Torres del Paine National Park is over 180,000 hectares of snow and ice covered peaks, which in good weather provide amazing views. Unfortunately most of our time spent there was marred by overcast and rainy weather, but we did manage to see some nice vistas, and when the weather did clear we noticed that the rain had left a fresh layer of snow on the peaks. On the drive into the park it was relatively clear and we saw the Cuernos (horns) del Paine from a distance, only minimally covered with cloud. Our first stop in the park was at Grey Lake in the very south of the park. From the lodge on the lake it is possible to see the Grey Glacier only far in the distance, but the lake has many beautiful blue icebergs floating in it, and this lovely sight can be seen from behind the protection of glass in the lodge's bar. We attempted to take the boat trip to the glacier so that we could see it up close. Half an hour out it started getting quite rough, due to the strong wind whipping up waves which were crashing over the top of the boat, but the guide kept saying 'don't worry, this is normal' in both Spanish and English, while people around him were screaming and throwing up. About 5 minutes later he was telling us that the captain had decided to turn back! It was plain sailing once we turned around, with close up views of lots of incredible blue icebergs.

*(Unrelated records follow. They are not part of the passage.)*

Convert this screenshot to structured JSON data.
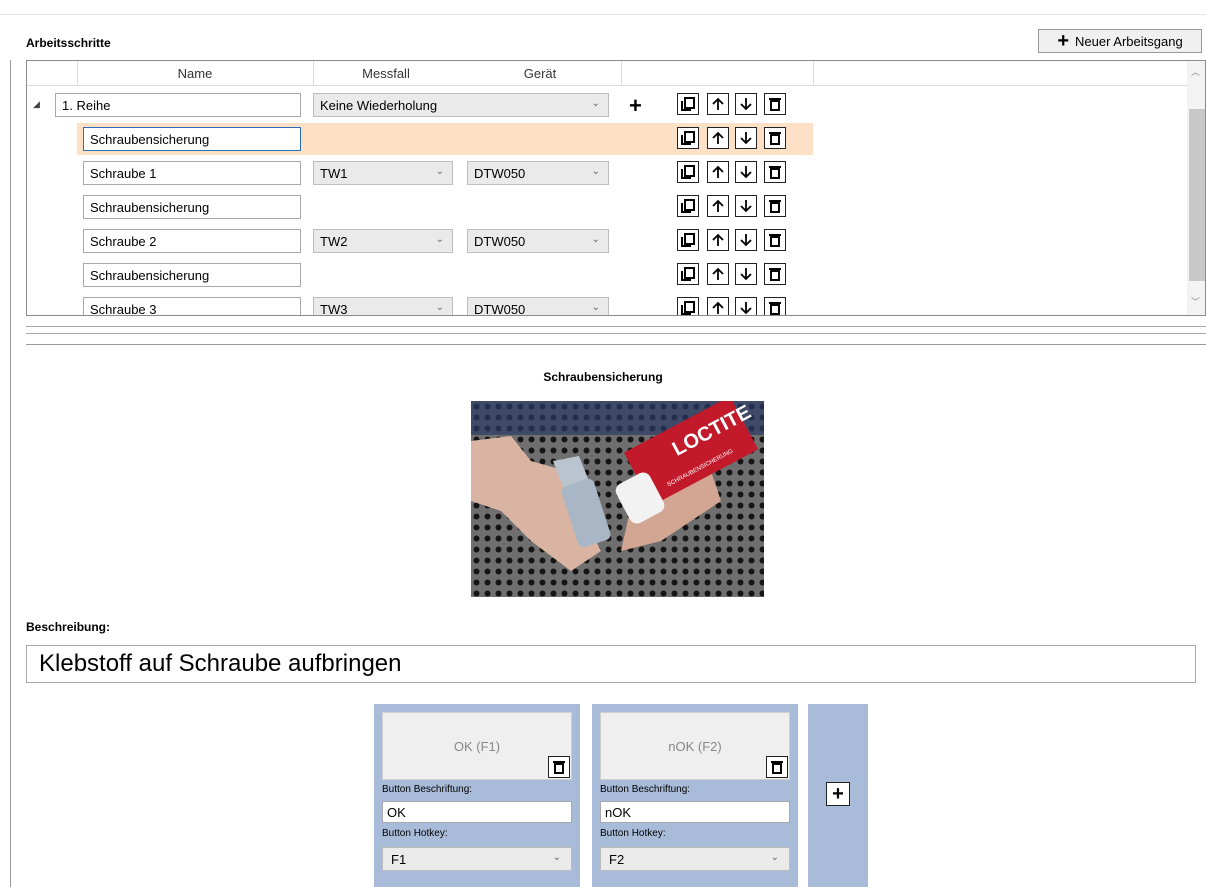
{
  "section": {
    "title": "Arbeitsschritte",
    "new_button": "Neuer Arbeitsgang"
  },
  "grid": {
    "columns": [
      "Name",
      "Messfall",
      "Gerät"
    ],
    "group": {
      "name": "1. Reihe",
      "messfall": "Keine Wiederholung"
    },
    "rows": [
      {
        "name": "Schraubensicherung",
        "messfall": "",
        "geraet": "",
        "selected": true
      },
      {
        "name": "Schraube 1",
        "messfall": "TW1",
        "geraet": "DTW050"
      },
      {
        "name": "Schraubensicherung",
        "messfall": "",
        "geraet": ""
      },
      {
        "name": "Schraube 2",
        "messfall": "TW2",
        "geraet": "DTW050"
      },
      {
        "name": "Schraubensicherung",
        "messfall": "",
        "geraet": ""
      },
      {
        "name": "Schraube 3",
        "messfall": "TW3",
        "geraet": "DTW050"
      }
    ]
  },
  "detail": {
    "title": "Schraubensicherung",
    "image_label": "LOCTITE",
    "image_label2": "SCHRAUBENSICHERUNG",
    "description_label": "Beschreibung:",
    "description": "Klebstoff auf Schraube aufbringen"
  },
  "buttons": [
    {
      "face": "OK (F1)",
      "caption_label": "Button Beschriftung:",
      "caption": "OK",
      "hotkey_label": "Button Hotkey:",
      "hotkey": "F1"
    },
    {
      "face": "nOK (F2)",
      "caption_label": "Button Beschriftung:",
      "caption": "nOK",
      "hotkey_label": "Button Hotkey:",
      "hotkey": "F2"
    }
  ],
  "colors": {
    "selected_row": "#fde0c6",
    "card_bg": "#a8bcd9",
    "focus_border": "#2a6ebb"
  }
}
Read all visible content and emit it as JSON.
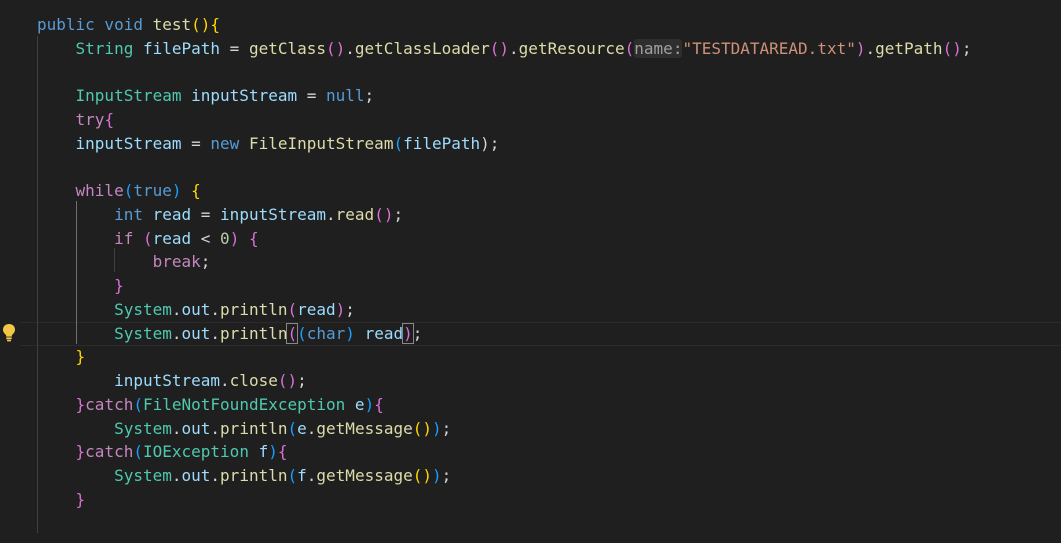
{
  "code": {
    "l1": [
      "public void ",
      "test",
      "()",
      "{"
    ],
    "l2": [
      "String",
      " ",
      "filePath",
      " = ",
      "getClass",
      "()",
      ".",
      "getClassLoader",
      "()",
      ".",
      "getResource",
      "(",
      "name:",
      "\"TESTDATAREAD.txt\"",
      ")",
      ".",
      "getPath",
      "()",
      ";"
    ],
    "l3": [
      "InputStream",
      " ",
      "inputStream",
      " = ",
      "null",
      ";"
    ],
    "l4": [
      "try",
      "{"
    ],
    "l5": [
      "inputStream",
      " = ",
      "new",
      " ",
      "FileInputStream",
      "(",
      "filePath",
      ");"
    ],
    "l6": [
      "while",
      "(",
      "true",
      ")",
      " ",
      "{"
    ],
    "l7": [
      "int",
      " ",
      "read",
      " = ",
      "inputStream",
      ".",
      "read",
      "()",
      ";"
    ],
    "l8": [
      "if",
      " ",
      "(",
      "read",
      " < ",
      "0",
      ")",
      " ",
      "{"
    ],
    "l9": [
      "break",
      ";"
    ],
    "l10": [
      "}"
    ],
    "l11": [
      "System",
      ".",
      "out",
      ".",
      "println",
      "(",
      "read",
      ")",
      ";"
    ],
    "l12": [
      "System",
      ".",
      "out",
      ".",
      "println",
      "(",
      "(",
      "char",
      ")",
      " ",
      "read",
      ")",
      ";"
    ],
    "l13": [
      "}"
    ],
    "l14": [
      "inputStream",
      ".",
      "close",
      "()",
      ";"
    ],
    "l15": [
      "}",
      "catch",
      "(",
      "FileNotFoundException",
      " ",
      "e",
      ")",
      "{"
    ],
    "l16": [
      "System",
      ".",
      "out",
      ".",
      "println",
      "(",
      "e",
      ".",
      "getMessage",
      "()",
      ")",
      ";"
    ],
    "l17": [
      "}",
      "catch",
      "(",
      "IOException",
      " ",
      "f",
      ")",
      "{"
    ],
    "l18": [
      "System",
      ".",
      "out",
      ".",
      "println",
      "(",
      "f",
      ".",
      "getMessage",
      "()",
      ")",
      ";"
    ],
    "l19": [
      "}"
    ]
  },
  "icons": {
    "lightbulb": "lightbulb-icon"
  },
  "colors": {
    "background": "#1f1f1f",
    "keyword": "#569cd6",
    "control": "#c586c0",
    "type": "#4ec9b0",
    "variable": "#9cdcfe",
    "function": "#dcdcaa",
    "string": "#ce9178",
    "number": "#b5cea8",
    "lightbulb": "#f0c846"
  }
}
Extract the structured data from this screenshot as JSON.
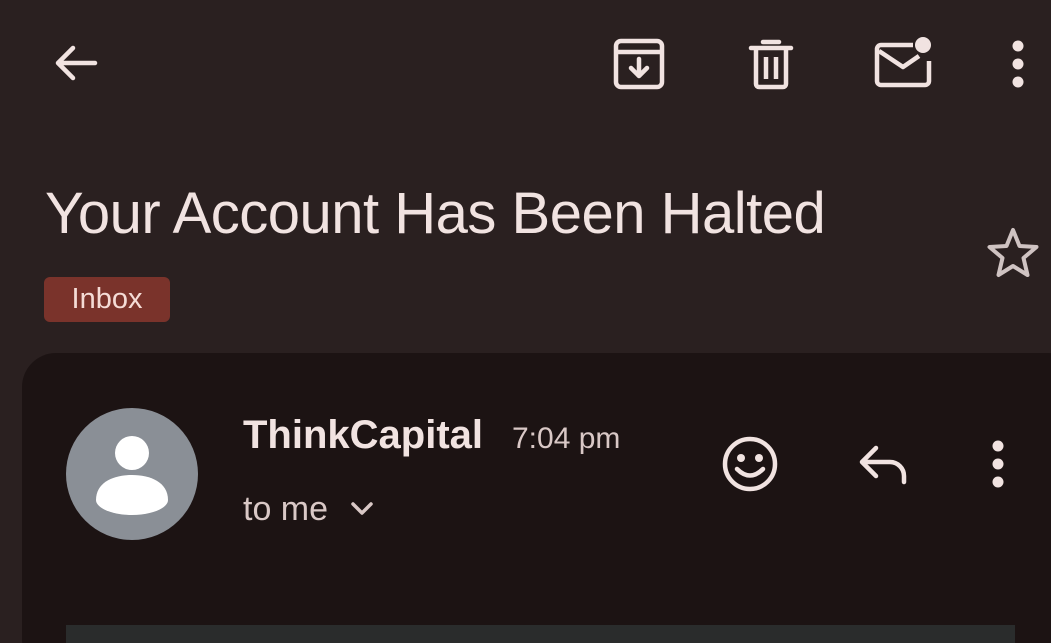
{
  "toolbar": {
    "back_icon": "arrow-left-icon",
    "archive_icon": "archive-icon",
    "delete_icon": "trash-icon",
    "mark_unread_icon": "mail-unread-icon",
    "more_icon": "more-vertical-icon"
  },
  "email": {
    "subject": "Your Account Has Been Halted",
    "label": "Inbox",
    "starred": false
  },
  "message": {
    "sender": "ThinkCapital",
    "time": "7:04 pm",
    "recipient": "to me",
    "actions": [
      "emoji-reaction-icon",
      "reply-icon",
      "more-vertical-icon"
    ]
  },
  "colors": {
    "background": "#2a2020",
    "card": "#1c1313",
    "text": "#f1e3e1",
    "label_chip": "#7a332b",
    "avatar": "#8a8f96"
  }
}
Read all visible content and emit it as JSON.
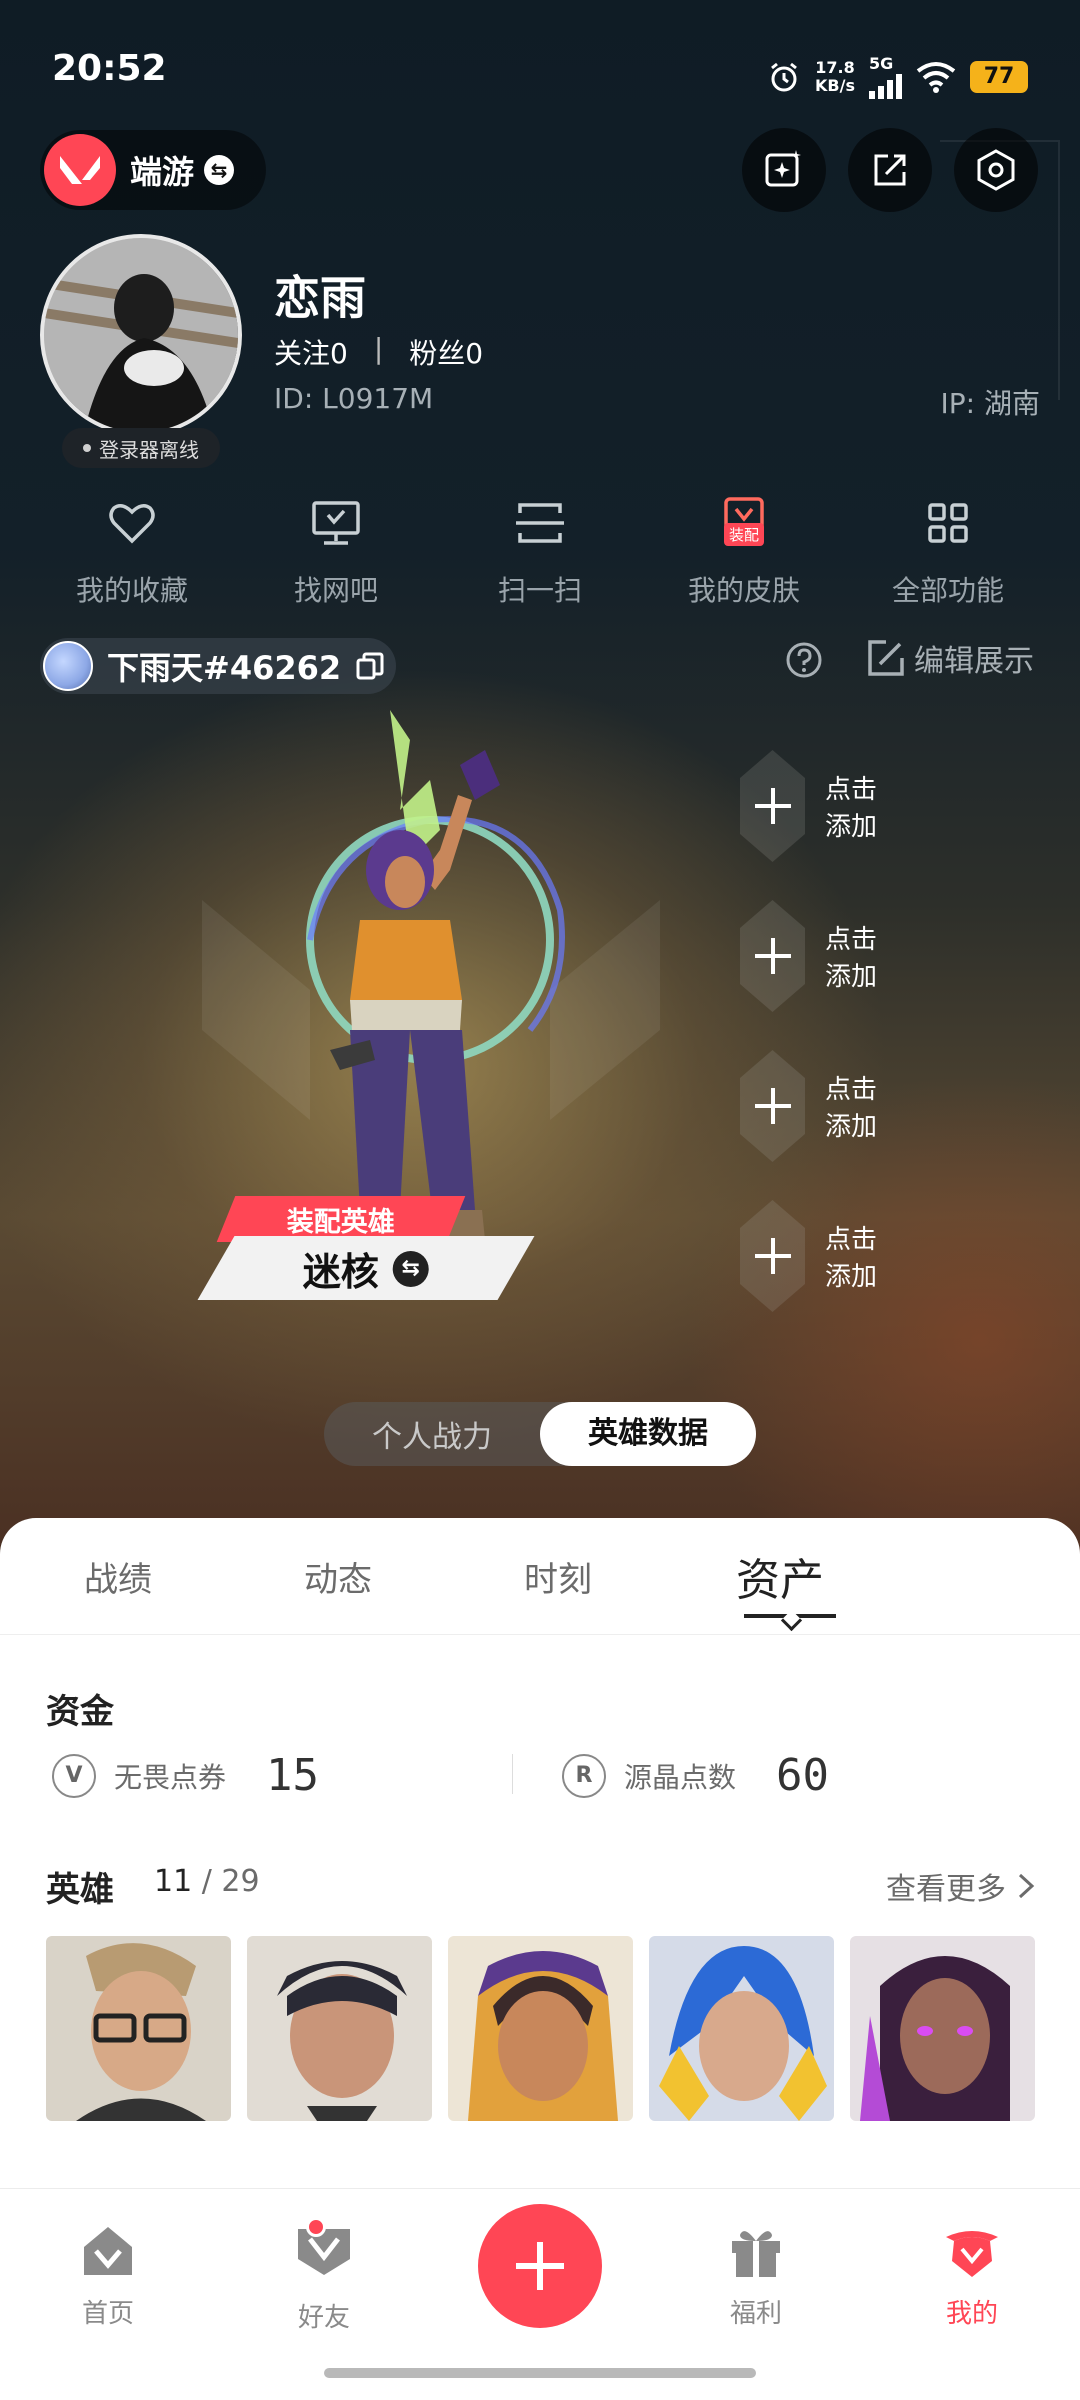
{
  "status_bar": {
    "time": "20:52",
    "net_speed_value": "17.8",
    "net_speed_unit": "KB/s",
    "network": "5G",
    "battery": "77"
  },
  "app": {
    "name": "端游",
    "accent_color": "#ff4655"
  },
  "profile": {
    "username": "恋雨",
    "follow_label": "关注",
    "follow_count": "0",
    "fans_label": "粉丝",
    "fans_count": "0",
    "separator": "|",
    "id_text": "ID: L0917M",
    "ip_text": "IP: 湖南",
    "status": "登录器离线"
  },
  "functions": [
    {
      "label": "我的收藏",
      "icon": "heart-icon"
    },
    {
      "label": "找网吧",
      "icon": "monitor-icon"
    },
    {
      "label": "扫一扫",
      "icon": "scan-icon"
    },
    {
      "label": "我的皮肤",
      "icon": "skin-icon",
      "tag": "装配"
    },
    {
      "label": "全部功能",
      "icon": "grid-icon"
    }
  ],
  "player": {
    "tag": "下雨天#46262",
    "edit_label": "编辑展示"
  },
  "showcase": {
    "equip_label": "装配英雄",
    "agent_name": "迷核",
    "slots": [
      "点击添加",
      "点击添加",
      "点击添加",
      "点击添加"
    ],
    "toggle": [
      "个人战力",
      "英雄数据"
    ],
    "toggle_active": "英雄数据"
  },
  "tabs": [
    "战绩",
    "动态",
    "时刻",
    "资产"
  ],
  "active_tab": "资产",
  "assets": {
    "funds_title": "资金",
    "funds": [
      {
        "icon": "valorant-point-icon",
        "label": "无畏点券",
        "value": "15"
      },
      {
        "icon": "radianite-icon",
        "label": "源晶点数",
        "value": "60"
      }
    ],
    "heroes_title": "英雄",
    "heroes_owned": "11",
    "heroes_total": "29",
    "see_more": "查看更多"
  },
  "nav": [
    {
      "label": "首页",
      "icon": "home-icon"
    },
    {
      "label": "好友",
      "icon": "friends-icon",
      "badge": true
    },
    {
      "label": "",
      "icon": "plus-icon"
    },
    {
      "label": "福利",
      "icon": "gift-icon"
    },
    {
      "label": "我的",
      "icon": "profile-icon",
      "active": true
    }
  ]
}
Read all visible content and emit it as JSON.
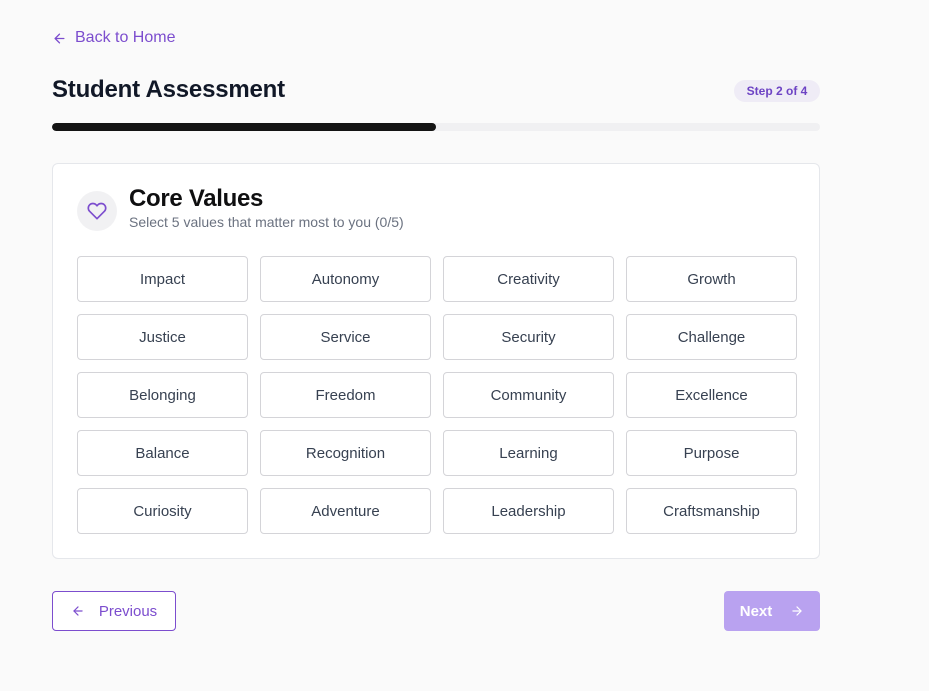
{
  "nav": {
    "back_label": "Back to Home"
  },
  "header": {
    "title": "Student Assessment",
    "step_badge": "Step 2 of 4"
  },
  "progress": {
    "fraction": 0.5
  },
  "card": {
    "title": "Core Values",
    "subtitle": "Select 5 values that matter most to you (0/5)",
    "icon": "heart-icon",
    "values": [
      "Impact",
      "Autonomy",
      "Creativity",
      "Growth",
      "Justice",
      "Service",
      "Security",
      "Challenge",
      "Belonging",
      "Freedom",
      "Community",
      "Excellence",
      "Balance",
      "Recognition",
      "Learning",
      "Purpose",
      "Curiosity",
      "Adventure",
      "Leadership",
      "Craftsmanship"
    ]
  },
  "footer": {
    "previous_label": "Previous",
    "next_label": "Next",
    "next_disabled": true
  },
  "colors": {
    "accent": "#7c4dce",
    "accent_disabled": "#b9a2f0",
    "progress_fill": "#141414"
  }
}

Not a pleasant experience, but it saved us ~$200 as we were given a complete refund.
We drove on northwards through the park, having minimal success with seeing the Torres (towers) after which the park is named, but good success bumping into friends along the way. It is so special to come around a corner and find a familiar camping vehicle somewhere in view. We also saw Condors seemingly floating on the wind as they followed a great spiral around the mountains. In the northernmost part of the park, where there are huge meadows of windswept yellow, green and red grasses, we came across the largest herd of guanacos in one place that we have ever seen. And Laguna Azul really is blue. So, the weather wasn't very kind, and the wind was merciless, but the peaks with their clothing of glaciers are a sight that impresses and is not easily forgotten. This National Park is quite famous as a trekking destination and I'm sure that we would have seen more spectacular parts of the park if we were prepared for a 5, or even 10, day trek along the trails. But that is not the purpose of this particular journey.
Continuation on > Page 2 > !